U.S. Supreme Court Adopts a Narrow Definition of a Supervisor in Harassment Claims

Resolving a split among the circuits, the U.S. Supreme Court held that a “supervisor” for Title VII harassment liability is limited to those who have the power to take a tangible employment action against the alleged victim (e.g., hire, fire, demote, promote, transfer, or discipline). Merely overseeing and directing the alleged victim’s daily work is insufficient to meet this heightened standard.  

Pursuant to the Court’s holdings in Faragher v. City of Boca Raton, 524 U.S. 775 (1998), and Burlington Industries, Inc. v. Ellerth, 524 U.S. 742 (1998), employers may be held vicariously liable for harassment by “supervisors” of the alleged victim. If the alleged harasser is simply a co-worker, the employer is only liable if it was negligent in controlling working conditions.

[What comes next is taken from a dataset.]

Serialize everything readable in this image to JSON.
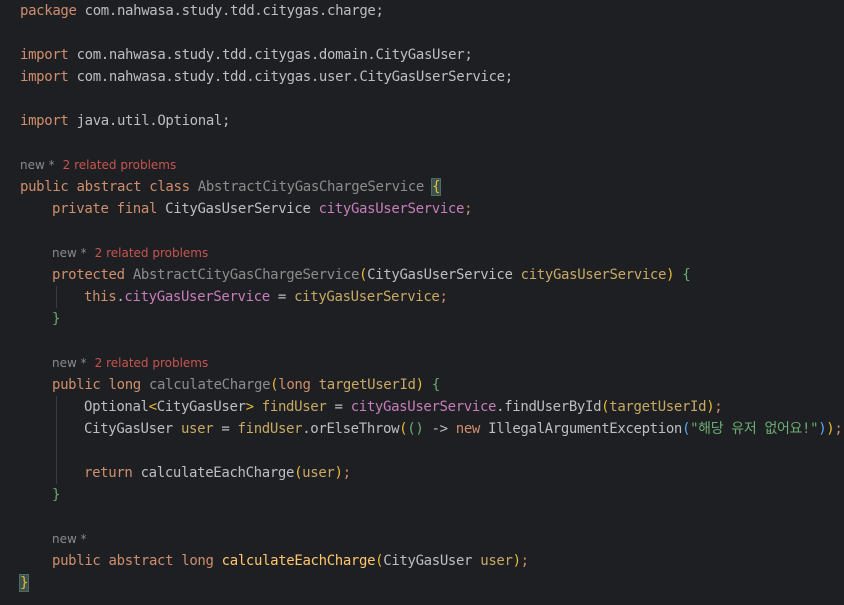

In Vance v. Ball State University, No. 11-556 (June 24, 2013), plaintiff alleged that she was the victim of a racially hostile work environment created by an employee, whom plaintiff alleges was her supervisor, despite the fact that the alleged harasser did not have the power to hire, fire, demote, promote, transfer, or discipline plaintiff.

The trial court granted summary judgment in favor of the employer, finding that, because the alleged harasser did not have the power to take tangible employment actions against plaintiff, she was not a “supervisor.” In affirming this decision, the Seventh Circuit joined the First and Eighth Circuits, who had also held that that the definition of “supervisor” is limited to employees who have the power to “hire, fire, demote, promote, transfer, or discipline” the alleged victim. The Second, Fourth and Ninth Circuits had adopted the more “open-ended approach advocated by the EEOC’s Enforcement Guidance, which ties supervisor status to the ability to exercise significant direction over another’s daily work.” Id. at 9.

In a 5-4 decision, the Court affirmed the decision of the Seventh Circuit and held that, for Title VII harassment liability, a supervisor is one who has the power to take a tangible employment action against the plaintiff. The decision resolves the split among the circuits as to who is a “supervisor” for purposes of Title VII harassment liability. The Court reasoned that because the term “supervisor” is not a statutorily defined concept, “the way to understand the meaning of the term ‘supervisor’ for present purposes is to consider the interpretation that best fits within the highly structured framework that [Faragher and Ellerth] adopted.” Id. at 14. Upon review of the Faragher and Ellerth decisions it is clear that they “contemplate a unitary category of supervisors. . . There is no hint in either decision that the Court had in mind two categories of supervisors: first, those who have such authority and, second, those who, although lacking this power, nevertheless have the ability to direct a co-workers’ labor to some ill-defined degree.” Id. at 10. Notably, the Court refused to give deference to the EEOC’s Enforcement Guidance definition, finding it “a study in ambiguity.”

The Court’s ruling simplifies the issues that must be decided by a jury as the determination of whether an employee is a supervisor “can very often be resolved as a matter of law before trial.” Id. at 22. In addition, because the Court expressly rejected the EEOC’s Enforcement Guidance, the agency will now have to issue new guidance that is consistent with the Court’s ruling.